We made it back into town at 5pm, well in time to meet our various engagements – I picked up my bike (my much awaited Fatback) and Tom headed off to his writer’s group.
Happy Monday everyone!

The snow levels on this end of the Whites ranged from 2ft to 4ft+. The trails are not well traveled out yet – it appeared that the trail past Crowberry is not yet broken out. The trails that are broken out are in great shape – its definitely going to be a great year for enjoying the Whites!

A Beautiful Day…

Monday, August 2nd, 2010

Remus and I escaped this afternoon to go hike Granite Tors..
It was a great after noon, hot and sunny – a fantastic day for a hike, and for reflecting on life the universe and everything. Time well spent.

We found berries..

And more berries..

And even more berries..

Blueberry season appears to be on us.. Get your picking in now before Remus and I eat them all!

The next adventure..

Saturday, July 17th, 2010

I am off with Ms Marsh and Tom to do a copy cat trip, ripping off Ed Plumb and Friends Melozii Trip. It should be a pretty mellow 7 day trip.

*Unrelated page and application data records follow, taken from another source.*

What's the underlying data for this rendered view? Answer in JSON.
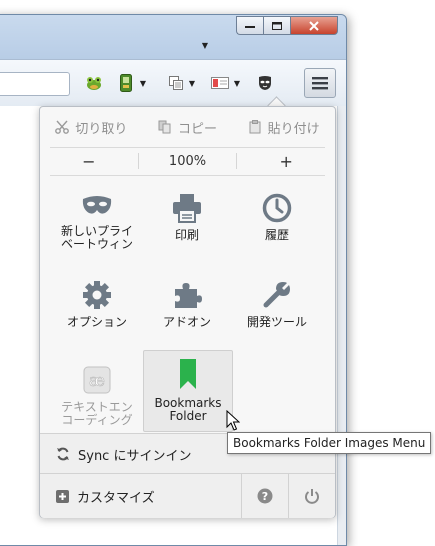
{
  "edit": {
    "cut": "切り取り",
    "copy": "コピー",
    "paste": "貼り付け"
  },
  "zoom": {
    "out": "−",
    "level": "100%",
    "in": "+"
  },
  "grid": {
    "private": "新しいプライベートウィン",
    "print": "印刷",
    "history": "履歴",
    "options": "オプション",
    "addons": "アドオン",
    "devtools": "開発ツール",
    "encoding": "テキストエンコーディング",
    "bookmarks": "Bookmarks Folder"
  },
  "footer": {
    "sync": "Sync にサインイン",
    "customize": "カスタマイズ"
  },
  "tooltip": "Bookmarks Folder Images Menu",
  "colors": {
    "icon_gray": "#6e7a86",
    "bookmark_green": "#2bb24c"
  }
}
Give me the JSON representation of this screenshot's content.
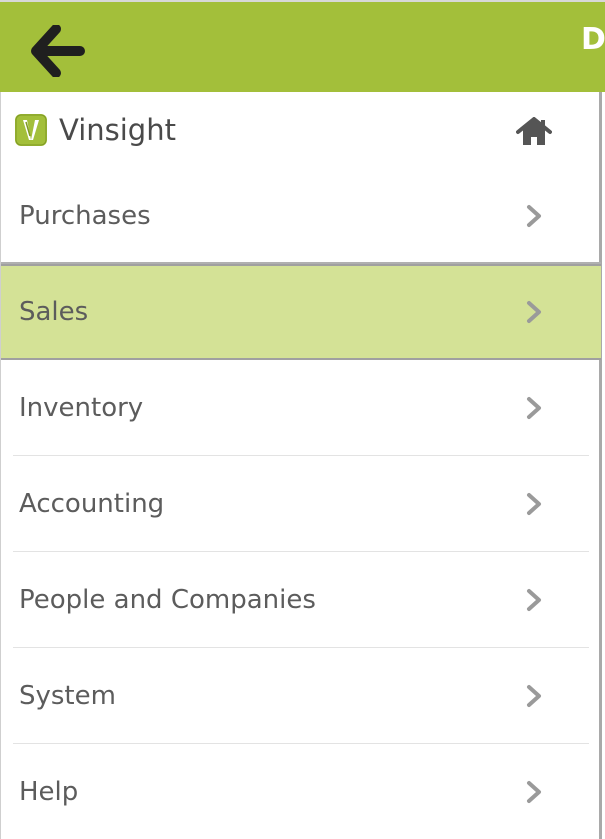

We can be followed at my spot tracker page.

Hope everyone has a good week!

A Weekend with the Family

Tuesday, June 29th, 2010

The family and I had a very busy weekend.  On Saturday we hiked up to Wickersham Dome.  Molly and Lizzy walked the entire way up to the dome by themselves.

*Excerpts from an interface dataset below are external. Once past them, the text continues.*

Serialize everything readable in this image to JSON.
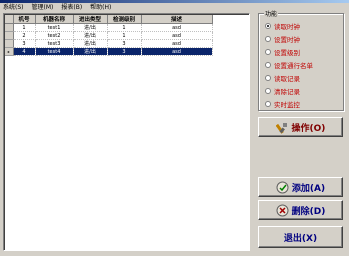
{
  "menu": [
    "系统(S)",
    "管理(M)",
    "报表(B)",
    "帮助(H)"
  ],
  "grid": {
    "headers": [
      "机号",
      "机器名称",
      "进出类型",
      "检测级别",
      "描述"
    ],
    "rows": [
      [
        "1",
        "test1",
        "进/出",
        "1",
        "asd"
      ],
      [
        "2",
        "test2",
        "进/出",
        "1",
        "asd"
      ],
      [
        "3",
        "test3",
        "进/出",
        "3",
        "asd"
      ],
      [
        "4",
        "test4",
        "进/出",
        "3",
        "asd"
      ]
    ],
    "selected_row": 3
  },
  "function_group": {
    "title": "功能",
    "options": [
      "读取时钟",
      "设置时钟",
      "设置级别",
      "设置通行名单",
      "读取记录",
      "清除记录",
      "实时监控"
    ],
    "selected": 0
  },
  "buttons": {
    "operate": "操作(O)",
    "add": "添加(A)",
    "delete": "删除(D)",
    "exit": "退出(X)"
  }
}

There was quite a bit of stopping to check stuff out – the twins are continually amused by random things along the trail. Lizzy was quite fascinated with the flowers.

They made pretty good time even with the stops and had a blast hiking.

(Photo provided by Eli)

They even enjoyed the final climb to the top – after which of course everyone had a nice lunch and then rode in backpack carriers to the car while taking a nap.  Everyone being the twins that is.

On Sunday we headed out to Chena Lakes to spend the afternoon goofing off, playing in the water, and hopefully getting in some packrafting practice time. Nancy biked there along with Tom and her old school friend Eli who is in town for a conference. They appeared to have a good bike ride, but when we caught up with them they were having fun fixing a flat. Fortunately the twins were around to supervise the repairs.

Eventually we made it to Chena Lakes, where the twins got out their own bikes.

Eventually Nancy took the twins out for a nap time run in the Chariot, and Tom and I got out our packrafts and spent several hours splashing around in the lake. The water was fantasticly warm given it was a fairly cloudy overcast day. We spent a lot of time practising re-entering flipped packrafts – I think I flipped and got back in about 30 times. I was much, much faster by the end of the day. Spending a bit of time practising flipping is really worth while – it keeps you from panicking when you flip in moving water, and hopefully allows you get back in. Not panicking is pretty crucial if you don’t want to loose your paddle and possibly your raft – potentially leaving you with a long walk home. Chena Lakes is a great place to do this – the water is quite warm and the lake is normally not all that busy. The beach is pretty busy, but the rest of the lake is generally pretty unused.